__GIVEN INFORMATION__.
::::::
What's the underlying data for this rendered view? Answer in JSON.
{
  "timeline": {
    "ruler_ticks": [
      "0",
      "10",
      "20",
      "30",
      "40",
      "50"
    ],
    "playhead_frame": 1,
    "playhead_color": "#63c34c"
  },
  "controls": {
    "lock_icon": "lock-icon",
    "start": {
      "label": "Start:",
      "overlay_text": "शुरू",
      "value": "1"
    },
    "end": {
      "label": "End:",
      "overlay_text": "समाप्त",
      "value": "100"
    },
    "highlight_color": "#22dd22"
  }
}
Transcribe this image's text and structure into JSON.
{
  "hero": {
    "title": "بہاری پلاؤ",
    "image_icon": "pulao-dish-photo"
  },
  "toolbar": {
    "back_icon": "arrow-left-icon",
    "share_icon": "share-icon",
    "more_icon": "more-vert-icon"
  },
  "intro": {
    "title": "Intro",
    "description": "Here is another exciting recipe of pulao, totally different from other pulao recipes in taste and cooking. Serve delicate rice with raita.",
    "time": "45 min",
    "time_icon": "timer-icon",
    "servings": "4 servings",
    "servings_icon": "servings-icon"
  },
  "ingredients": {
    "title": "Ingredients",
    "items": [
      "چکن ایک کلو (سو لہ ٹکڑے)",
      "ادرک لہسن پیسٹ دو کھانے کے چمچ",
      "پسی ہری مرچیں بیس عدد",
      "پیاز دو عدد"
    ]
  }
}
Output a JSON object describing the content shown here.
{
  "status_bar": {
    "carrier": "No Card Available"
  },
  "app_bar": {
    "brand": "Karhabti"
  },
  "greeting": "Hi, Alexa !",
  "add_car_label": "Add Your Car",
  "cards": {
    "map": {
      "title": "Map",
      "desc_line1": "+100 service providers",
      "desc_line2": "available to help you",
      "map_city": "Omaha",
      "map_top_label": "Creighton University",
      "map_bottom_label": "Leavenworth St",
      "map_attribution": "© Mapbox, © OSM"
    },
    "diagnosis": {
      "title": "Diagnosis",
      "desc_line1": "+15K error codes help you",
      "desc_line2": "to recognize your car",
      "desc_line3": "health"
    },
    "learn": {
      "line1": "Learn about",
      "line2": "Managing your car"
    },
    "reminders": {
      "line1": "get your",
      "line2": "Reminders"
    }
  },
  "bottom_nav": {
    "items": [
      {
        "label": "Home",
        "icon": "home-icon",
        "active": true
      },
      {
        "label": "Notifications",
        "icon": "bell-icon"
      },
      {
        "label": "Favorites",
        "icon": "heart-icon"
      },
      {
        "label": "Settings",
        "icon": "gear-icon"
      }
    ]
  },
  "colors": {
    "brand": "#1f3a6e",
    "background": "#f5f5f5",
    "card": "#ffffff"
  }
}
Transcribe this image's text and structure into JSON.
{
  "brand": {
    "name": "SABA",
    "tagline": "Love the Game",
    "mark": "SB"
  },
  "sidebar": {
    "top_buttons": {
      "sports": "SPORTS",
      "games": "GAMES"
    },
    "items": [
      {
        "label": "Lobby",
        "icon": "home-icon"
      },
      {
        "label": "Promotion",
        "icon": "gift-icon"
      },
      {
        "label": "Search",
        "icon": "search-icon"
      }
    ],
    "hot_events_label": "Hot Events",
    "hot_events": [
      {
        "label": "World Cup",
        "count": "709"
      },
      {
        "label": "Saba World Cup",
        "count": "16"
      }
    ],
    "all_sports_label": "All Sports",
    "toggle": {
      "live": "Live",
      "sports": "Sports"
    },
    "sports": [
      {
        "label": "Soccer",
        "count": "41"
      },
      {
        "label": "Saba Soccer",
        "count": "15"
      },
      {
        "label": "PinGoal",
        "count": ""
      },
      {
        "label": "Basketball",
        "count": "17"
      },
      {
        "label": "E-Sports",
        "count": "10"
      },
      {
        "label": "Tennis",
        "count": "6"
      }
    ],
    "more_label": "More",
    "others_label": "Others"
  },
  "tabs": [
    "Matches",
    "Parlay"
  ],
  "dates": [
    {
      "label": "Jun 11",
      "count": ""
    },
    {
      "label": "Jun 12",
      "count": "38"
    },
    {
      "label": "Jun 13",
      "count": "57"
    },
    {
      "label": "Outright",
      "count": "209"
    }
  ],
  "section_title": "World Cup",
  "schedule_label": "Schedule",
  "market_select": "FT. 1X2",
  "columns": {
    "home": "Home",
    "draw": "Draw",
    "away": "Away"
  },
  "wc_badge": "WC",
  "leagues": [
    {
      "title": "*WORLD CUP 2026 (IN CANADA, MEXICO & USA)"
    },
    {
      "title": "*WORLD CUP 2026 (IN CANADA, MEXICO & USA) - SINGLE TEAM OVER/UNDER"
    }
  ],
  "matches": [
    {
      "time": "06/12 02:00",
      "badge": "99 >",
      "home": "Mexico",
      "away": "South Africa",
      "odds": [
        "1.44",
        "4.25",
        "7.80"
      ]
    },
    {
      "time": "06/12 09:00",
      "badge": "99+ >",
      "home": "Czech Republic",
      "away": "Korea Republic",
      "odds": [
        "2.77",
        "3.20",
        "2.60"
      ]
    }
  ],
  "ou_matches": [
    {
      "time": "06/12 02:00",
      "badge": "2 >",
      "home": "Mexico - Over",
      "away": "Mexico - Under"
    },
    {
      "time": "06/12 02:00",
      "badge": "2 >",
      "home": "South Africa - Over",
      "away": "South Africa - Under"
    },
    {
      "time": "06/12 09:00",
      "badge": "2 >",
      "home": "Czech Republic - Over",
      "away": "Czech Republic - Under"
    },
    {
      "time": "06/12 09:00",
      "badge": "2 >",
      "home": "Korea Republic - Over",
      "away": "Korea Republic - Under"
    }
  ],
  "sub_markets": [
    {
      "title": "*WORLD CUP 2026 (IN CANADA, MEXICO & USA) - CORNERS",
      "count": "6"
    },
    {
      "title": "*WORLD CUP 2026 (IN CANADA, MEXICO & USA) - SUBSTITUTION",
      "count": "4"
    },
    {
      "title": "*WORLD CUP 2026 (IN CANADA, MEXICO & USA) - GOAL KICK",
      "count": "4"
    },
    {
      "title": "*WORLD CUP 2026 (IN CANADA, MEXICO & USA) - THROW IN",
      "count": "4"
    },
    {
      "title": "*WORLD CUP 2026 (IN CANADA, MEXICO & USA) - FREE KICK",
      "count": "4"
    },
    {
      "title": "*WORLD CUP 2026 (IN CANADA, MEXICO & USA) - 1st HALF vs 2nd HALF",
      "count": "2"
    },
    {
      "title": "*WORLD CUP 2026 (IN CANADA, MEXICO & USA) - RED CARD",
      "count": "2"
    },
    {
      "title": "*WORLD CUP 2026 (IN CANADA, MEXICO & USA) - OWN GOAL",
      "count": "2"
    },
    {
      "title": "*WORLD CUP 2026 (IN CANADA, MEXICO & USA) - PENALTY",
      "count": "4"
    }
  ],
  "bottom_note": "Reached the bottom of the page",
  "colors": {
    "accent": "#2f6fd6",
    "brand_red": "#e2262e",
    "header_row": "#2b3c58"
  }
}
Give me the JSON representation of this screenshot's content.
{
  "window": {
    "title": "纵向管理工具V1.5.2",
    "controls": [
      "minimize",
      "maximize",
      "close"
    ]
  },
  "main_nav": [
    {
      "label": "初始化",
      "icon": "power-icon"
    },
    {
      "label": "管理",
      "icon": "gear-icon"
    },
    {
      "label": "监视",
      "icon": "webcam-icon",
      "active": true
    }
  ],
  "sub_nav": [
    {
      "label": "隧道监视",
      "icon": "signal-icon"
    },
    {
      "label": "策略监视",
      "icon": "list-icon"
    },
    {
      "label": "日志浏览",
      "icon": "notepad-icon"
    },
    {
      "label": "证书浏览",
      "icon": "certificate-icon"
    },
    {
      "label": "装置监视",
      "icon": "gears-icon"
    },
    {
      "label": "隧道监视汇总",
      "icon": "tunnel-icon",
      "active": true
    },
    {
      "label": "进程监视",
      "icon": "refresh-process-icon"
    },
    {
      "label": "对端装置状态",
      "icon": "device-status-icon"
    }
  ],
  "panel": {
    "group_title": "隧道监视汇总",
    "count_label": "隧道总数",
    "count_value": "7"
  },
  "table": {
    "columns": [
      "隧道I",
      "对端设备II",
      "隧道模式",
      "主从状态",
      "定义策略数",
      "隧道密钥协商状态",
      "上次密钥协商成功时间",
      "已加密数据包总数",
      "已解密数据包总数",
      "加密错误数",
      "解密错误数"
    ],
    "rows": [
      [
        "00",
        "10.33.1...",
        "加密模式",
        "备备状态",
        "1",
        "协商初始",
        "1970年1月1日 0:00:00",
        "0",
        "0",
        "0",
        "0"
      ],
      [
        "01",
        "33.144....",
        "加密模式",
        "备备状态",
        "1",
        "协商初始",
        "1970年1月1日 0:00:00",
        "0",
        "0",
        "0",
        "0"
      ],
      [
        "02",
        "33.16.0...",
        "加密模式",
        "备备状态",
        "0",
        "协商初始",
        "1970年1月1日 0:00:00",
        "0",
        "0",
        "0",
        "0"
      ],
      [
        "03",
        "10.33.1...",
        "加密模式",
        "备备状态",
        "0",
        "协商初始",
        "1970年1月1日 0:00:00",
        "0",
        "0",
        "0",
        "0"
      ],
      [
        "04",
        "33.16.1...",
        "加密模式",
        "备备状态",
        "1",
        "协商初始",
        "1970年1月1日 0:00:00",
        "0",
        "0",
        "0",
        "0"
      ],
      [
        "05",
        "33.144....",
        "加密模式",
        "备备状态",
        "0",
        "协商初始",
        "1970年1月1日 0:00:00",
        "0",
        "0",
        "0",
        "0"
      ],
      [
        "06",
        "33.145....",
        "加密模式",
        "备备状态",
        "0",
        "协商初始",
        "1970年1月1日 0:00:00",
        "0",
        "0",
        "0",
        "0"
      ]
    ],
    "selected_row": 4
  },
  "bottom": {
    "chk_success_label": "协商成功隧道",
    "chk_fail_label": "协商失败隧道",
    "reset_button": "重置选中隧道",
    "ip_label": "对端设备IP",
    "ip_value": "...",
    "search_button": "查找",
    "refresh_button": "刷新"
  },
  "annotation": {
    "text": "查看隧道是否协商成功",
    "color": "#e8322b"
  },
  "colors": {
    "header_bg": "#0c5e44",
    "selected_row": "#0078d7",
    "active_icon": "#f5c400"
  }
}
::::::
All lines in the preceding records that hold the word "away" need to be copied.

__RESULT OF THE TASK__.
    "away": "Away"
      "away": "South Africa",
      "away": "Korea Republic",
      "away": "Mexico - Under"
      "away": "South Africa - Under"
      "away": "Czech Republic - Under"
      "away": "Korea Republic - Under"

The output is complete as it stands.